Dawnshift, October

Sing of passing days and the half-colors of the early morn;

sing of all the tricks time plays when one is unaware.

Sing of morning stars as they fade out amidst the coming dawn,

lost to opalescent light or fierce fluorescent glare.

We'll wait there in the alley for the keyholder to come,

unlock the doors, turn on the store, and claim our work begun.

Now softly does the earth release its sun-borne energy

relinquished to the wind upon the backs of crackling leaves.

And crystal condensation climbs the glass and grassy tips,

while faintly glows a window—someone shivers 'neath the eaves.

We wait there in the morning for the one who holds the keys—

some days he is on time; some days we linger in the breeze.

A memory of light. . . falls from the shelf, and so then I

bend down to pick it up—how these books jump—and carry on,

past plate-glass windows painted black by the still-darkened sky,

inside this golden cage, this isolated cabochon.

Through all the morns we waited for keyholders to alight,
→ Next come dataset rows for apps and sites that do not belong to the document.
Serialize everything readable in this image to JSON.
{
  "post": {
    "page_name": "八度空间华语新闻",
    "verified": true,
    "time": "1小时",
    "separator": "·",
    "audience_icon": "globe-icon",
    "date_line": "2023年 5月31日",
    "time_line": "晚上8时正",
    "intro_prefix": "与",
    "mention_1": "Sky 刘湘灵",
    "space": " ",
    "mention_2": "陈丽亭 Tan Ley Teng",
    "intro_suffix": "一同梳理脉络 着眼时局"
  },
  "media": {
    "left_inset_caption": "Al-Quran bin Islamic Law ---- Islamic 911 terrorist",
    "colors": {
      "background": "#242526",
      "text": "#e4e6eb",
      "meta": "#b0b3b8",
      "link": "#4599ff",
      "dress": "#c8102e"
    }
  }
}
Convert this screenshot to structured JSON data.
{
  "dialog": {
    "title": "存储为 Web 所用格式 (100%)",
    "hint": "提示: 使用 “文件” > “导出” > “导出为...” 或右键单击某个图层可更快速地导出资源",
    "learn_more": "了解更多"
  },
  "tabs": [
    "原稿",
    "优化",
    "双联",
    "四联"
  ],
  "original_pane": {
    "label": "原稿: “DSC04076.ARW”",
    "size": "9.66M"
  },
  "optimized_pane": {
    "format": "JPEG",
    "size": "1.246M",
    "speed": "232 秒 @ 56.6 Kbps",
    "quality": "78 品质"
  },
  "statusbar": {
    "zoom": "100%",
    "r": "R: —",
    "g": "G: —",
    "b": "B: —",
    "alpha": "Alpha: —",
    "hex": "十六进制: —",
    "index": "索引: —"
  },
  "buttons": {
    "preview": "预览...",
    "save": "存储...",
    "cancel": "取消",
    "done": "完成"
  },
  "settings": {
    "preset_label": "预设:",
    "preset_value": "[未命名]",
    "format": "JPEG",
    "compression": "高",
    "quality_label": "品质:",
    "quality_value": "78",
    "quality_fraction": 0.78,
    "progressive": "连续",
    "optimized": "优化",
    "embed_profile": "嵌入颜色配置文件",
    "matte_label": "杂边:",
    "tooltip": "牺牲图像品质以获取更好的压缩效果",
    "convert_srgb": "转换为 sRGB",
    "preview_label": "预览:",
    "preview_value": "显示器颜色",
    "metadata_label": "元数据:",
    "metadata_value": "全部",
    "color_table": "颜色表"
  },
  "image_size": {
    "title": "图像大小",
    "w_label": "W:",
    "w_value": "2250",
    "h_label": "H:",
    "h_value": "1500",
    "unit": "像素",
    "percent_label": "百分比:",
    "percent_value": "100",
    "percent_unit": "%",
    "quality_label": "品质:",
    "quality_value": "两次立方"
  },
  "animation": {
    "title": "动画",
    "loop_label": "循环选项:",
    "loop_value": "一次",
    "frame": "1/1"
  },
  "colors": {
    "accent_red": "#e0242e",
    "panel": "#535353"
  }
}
the dawns were drifting backward—we slid down into the night.